The following examples appeared in Norman Rockwell: 332 magazine covers and are copyright © 1979 by Cross River Press, Ltd. , and Copyright © Curtis Publishing Co., where applicable.
18 May 1940. In this illustration, Rockwell has gone a bit too cartoony for my taste. As a character she is not in keeping with her manicure customer. I've tried to find the cartoonist's work who this reminds me of, but to no avail. The style says Film Fun or one of the girly books of the period. It's not one of Rockwell's best but it shows that he could get off course or worse yet, be persuaded to do so by his editor. Compare the work to these of the following year.
1 March 1941. The technique is pure Norman Rockwell. Note the masterful way in which the saddle shoes are painted.
5 September 1941. The draft has taken young men off to train for the war that had been raging in Europe for two years. Two young women confront each other with snapshots of the same soldier. In real life, the models were the young daughters of Mead Schaeffer, another Post cover artist and illustrator and Rockwell's neighbor in Arlington, Vermont.

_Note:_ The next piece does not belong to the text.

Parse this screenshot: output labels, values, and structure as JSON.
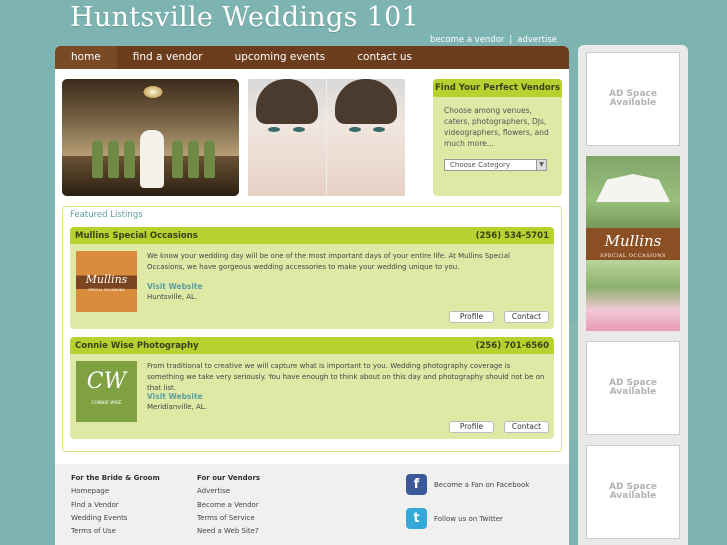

Rockwell's World War II young housewife doing her bit for the war effort in a 4 September 1943 cover. The meticulous pencil sketch appears above. The Japanese imperial flag and the swastika brickbats she dodges were eliminated for the final art, below. Click on the bottom image to enlarge it.

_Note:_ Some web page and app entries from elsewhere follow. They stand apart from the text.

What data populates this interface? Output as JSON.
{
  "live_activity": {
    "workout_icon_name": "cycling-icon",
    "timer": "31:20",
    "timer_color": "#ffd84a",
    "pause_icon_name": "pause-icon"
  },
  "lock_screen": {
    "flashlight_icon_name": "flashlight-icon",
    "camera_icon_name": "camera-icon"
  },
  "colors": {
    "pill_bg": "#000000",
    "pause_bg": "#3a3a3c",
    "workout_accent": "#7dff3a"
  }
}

Next: Norman Rockwell's Pretty Women: 1960, an Appreciation.